He further counselled that year 2020 should be a year that the strategic focus on education shall include improving equitable access to quality education for all children of diverse educational needs.Not only that, it must also include provision of requisite teaching and learning materials; improved finance parameters; capacity development for professional and specialised teachers, return of Teaching Practice allowance for teachers in training; improvements in education service delivery as well as an enhancement for an institutional framework for the coordination and implementation of monitoring and evaluation.
By extension, he said, efforts must be made to implement the national policy on Early Childhood Education, National Policy on Counseling, National Policy on Information and Communications Technology (ICT) and all other policy guidelines to promote and enhance quality education in Nigeria.
On access, Hammed said, “This is a challenge. Fulani herdsmen children don’t go to schools. They don’t understand Western education. National Commission for Nomadic Education is underfunded. They are to take care of herdsmen, fishermen, Almajiris, street urchins, children in motor parks, hawkers, apprentices, house maids, retirees who needs retraining, widows who needs training and retraining.

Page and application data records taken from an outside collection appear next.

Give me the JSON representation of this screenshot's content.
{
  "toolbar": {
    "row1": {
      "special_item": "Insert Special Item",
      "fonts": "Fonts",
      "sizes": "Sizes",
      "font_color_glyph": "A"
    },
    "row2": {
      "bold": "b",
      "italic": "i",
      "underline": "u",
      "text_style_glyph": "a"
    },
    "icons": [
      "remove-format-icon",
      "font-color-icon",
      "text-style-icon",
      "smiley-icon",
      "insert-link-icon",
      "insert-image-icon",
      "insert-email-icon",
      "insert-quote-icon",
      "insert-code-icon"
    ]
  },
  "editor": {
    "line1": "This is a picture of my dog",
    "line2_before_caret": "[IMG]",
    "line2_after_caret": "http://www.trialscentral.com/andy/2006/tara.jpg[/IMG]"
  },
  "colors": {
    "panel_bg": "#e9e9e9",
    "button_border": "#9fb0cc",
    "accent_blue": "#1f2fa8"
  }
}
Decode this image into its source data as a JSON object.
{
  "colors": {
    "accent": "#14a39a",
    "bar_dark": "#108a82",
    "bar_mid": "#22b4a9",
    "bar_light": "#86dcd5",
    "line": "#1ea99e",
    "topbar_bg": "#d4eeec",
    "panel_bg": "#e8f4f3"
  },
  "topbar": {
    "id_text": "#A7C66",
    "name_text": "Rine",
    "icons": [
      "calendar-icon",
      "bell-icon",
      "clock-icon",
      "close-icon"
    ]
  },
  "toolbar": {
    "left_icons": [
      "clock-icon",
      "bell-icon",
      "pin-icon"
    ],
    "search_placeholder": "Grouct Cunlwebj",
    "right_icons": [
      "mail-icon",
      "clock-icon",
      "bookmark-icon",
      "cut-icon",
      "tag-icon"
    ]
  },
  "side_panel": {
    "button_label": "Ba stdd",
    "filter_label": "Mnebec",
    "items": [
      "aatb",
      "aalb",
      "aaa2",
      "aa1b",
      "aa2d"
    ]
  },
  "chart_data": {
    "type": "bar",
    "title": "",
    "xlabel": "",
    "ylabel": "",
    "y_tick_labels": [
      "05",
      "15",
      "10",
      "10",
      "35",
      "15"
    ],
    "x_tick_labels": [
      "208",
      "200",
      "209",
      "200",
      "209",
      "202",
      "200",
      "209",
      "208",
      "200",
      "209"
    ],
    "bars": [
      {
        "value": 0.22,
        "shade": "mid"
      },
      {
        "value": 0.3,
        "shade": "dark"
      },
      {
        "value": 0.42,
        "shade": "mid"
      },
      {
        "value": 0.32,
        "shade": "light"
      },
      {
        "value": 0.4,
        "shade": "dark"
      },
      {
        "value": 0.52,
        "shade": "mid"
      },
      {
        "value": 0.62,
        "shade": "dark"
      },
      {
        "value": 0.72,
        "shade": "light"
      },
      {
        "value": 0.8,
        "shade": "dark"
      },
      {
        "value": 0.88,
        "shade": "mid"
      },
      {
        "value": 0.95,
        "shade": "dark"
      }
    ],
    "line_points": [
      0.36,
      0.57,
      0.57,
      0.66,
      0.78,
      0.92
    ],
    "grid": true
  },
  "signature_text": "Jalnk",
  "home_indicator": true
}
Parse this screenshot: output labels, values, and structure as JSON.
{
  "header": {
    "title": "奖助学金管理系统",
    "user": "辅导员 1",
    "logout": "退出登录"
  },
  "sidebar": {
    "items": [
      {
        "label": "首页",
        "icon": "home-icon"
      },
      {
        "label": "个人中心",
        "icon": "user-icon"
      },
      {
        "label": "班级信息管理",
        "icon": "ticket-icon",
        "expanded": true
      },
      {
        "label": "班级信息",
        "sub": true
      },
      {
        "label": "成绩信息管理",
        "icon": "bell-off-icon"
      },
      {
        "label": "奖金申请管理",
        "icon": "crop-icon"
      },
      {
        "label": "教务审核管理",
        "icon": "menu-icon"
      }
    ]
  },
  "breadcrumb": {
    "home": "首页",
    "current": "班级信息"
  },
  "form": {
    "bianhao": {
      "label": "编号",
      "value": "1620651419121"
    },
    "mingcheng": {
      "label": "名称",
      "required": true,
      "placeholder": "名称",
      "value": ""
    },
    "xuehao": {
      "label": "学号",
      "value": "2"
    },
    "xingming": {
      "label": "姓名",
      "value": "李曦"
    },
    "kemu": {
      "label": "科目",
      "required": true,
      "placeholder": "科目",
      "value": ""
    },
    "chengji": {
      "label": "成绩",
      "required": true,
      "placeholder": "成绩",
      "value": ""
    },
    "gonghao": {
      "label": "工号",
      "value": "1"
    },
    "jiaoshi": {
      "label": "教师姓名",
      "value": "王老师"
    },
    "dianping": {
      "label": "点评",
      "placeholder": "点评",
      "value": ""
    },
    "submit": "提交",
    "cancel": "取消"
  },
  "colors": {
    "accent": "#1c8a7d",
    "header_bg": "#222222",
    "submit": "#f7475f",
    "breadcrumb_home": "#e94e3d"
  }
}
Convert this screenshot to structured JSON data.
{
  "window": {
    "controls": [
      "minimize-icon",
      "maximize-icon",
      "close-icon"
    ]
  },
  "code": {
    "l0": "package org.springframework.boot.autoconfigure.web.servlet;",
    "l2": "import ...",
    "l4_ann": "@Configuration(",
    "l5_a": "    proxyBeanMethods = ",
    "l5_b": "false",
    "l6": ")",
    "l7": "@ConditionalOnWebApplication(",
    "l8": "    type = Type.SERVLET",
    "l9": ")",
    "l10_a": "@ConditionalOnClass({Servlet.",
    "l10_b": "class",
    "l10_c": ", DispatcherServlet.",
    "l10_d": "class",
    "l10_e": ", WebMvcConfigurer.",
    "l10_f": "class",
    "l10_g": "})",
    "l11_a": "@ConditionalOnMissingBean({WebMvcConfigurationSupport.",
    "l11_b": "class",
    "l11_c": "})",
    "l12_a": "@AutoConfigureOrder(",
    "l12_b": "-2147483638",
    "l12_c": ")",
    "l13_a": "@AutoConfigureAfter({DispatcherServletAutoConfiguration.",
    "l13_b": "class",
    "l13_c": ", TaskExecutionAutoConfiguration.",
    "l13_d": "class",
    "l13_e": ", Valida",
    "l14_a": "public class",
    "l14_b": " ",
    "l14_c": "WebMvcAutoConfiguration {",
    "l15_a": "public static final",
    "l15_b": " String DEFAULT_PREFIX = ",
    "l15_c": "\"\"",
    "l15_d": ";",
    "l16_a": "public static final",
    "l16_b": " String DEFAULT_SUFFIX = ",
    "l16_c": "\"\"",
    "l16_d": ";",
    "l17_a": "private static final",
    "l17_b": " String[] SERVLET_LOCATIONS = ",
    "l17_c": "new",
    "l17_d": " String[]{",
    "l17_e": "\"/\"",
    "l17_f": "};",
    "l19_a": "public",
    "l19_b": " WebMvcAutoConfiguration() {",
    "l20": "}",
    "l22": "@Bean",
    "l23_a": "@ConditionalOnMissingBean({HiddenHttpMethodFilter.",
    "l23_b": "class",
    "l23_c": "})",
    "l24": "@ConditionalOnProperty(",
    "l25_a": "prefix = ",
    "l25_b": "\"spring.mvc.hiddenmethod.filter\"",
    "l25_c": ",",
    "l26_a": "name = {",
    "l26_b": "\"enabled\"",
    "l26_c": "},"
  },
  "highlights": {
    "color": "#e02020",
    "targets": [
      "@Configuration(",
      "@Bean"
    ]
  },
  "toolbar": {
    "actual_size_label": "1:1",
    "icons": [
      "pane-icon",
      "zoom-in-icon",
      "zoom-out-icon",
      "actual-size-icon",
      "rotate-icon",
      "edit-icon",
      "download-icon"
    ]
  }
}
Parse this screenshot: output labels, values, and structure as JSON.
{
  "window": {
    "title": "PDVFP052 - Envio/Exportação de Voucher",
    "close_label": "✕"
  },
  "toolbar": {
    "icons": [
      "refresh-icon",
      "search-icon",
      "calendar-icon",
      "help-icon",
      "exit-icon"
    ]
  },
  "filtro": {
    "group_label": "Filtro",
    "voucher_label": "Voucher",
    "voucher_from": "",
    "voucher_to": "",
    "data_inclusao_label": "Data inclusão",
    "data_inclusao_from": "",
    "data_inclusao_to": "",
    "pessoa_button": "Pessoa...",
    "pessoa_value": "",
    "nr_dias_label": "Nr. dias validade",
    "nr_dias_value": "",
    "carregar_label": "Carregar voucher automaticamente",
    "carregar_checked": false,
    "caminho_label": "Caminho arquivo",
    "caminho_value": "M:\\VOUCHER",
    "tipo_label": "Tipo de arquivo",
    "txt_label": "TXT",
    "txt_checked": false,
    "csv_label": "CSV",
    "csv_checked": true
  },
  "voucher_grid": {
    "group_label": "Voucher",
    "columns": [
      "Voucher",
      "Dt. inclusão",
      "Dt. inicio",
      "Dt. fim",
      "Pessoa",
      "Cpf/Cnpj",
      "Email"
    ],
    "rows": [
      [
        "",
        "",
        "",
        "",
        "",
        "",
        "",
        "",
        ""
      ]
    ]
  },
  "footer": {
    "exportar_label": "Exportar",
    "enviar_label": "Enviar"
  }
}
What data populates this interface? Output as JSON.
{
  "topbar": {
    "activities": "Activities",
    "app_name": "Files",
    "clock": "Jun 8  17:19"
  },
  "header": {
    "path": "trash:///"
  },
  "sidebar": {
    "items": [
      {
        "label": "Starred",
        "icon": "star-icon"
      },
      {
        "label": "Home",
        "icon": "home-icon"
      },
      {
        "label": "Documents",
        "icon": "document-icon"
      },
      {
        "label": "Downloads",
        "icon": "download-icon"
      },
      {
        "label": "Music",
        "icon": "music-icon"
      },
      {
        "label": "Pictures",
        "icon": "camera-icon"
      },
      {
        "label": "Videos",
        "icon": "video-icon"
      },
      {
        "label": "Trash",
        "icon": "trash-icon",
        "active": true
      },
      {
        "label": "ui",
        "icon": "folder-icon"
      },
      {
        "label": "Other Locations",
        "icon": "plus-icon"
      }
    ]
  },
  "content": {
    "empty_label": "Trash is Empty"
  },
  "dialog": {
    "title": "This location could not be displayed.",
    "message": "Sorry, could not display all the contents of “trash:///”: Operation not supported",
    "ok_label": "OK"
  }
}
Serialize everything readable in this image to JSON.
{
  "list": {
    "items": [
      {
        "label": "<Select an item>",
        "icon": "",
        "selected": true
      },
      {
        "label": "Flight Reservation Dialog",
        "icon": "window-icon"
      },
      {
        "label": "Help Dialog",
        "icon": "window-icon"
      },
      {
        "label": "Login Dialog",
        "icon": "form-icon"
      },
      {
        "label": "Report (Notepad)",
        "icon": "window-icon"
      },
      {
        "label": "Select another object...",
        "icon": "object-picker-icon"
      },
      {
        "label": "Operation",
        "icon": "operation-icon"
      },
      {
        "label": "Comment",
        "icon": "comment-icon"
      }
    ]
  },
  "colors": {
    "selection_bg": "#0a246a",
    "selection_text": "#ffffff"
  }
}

“There is also need for provision of 21st century infrastructure that will aid teaching and learning. These include the school buildings, teachers, textbooks and other learning materials, school feeding programme, furniture, sports facilities and any other resources that will promote academic performance in all the educational sectors.”
Insisting that attention should also be paid to issue of finance, he said, “you will recall that every year we clamour for increase in budgetary allocation to the educational sectors, yet nothing is done about it.”He added that once all these are implemented the impact would be obvious in every facet of the nation’s economy, as well as the products at early childhood education, primary, secondary, and tertiary levels of education.
With the ugly situation around the sector hinged on poor governance and management, lack of clear-cut policies, inadequate learning infrastructure, low budgetary allocation, wrong investments, poor teacher education, among others, it is expected that key stakeholders will appropriately address all the issues raised in order to get the desired results.

Ujunwa Atueyi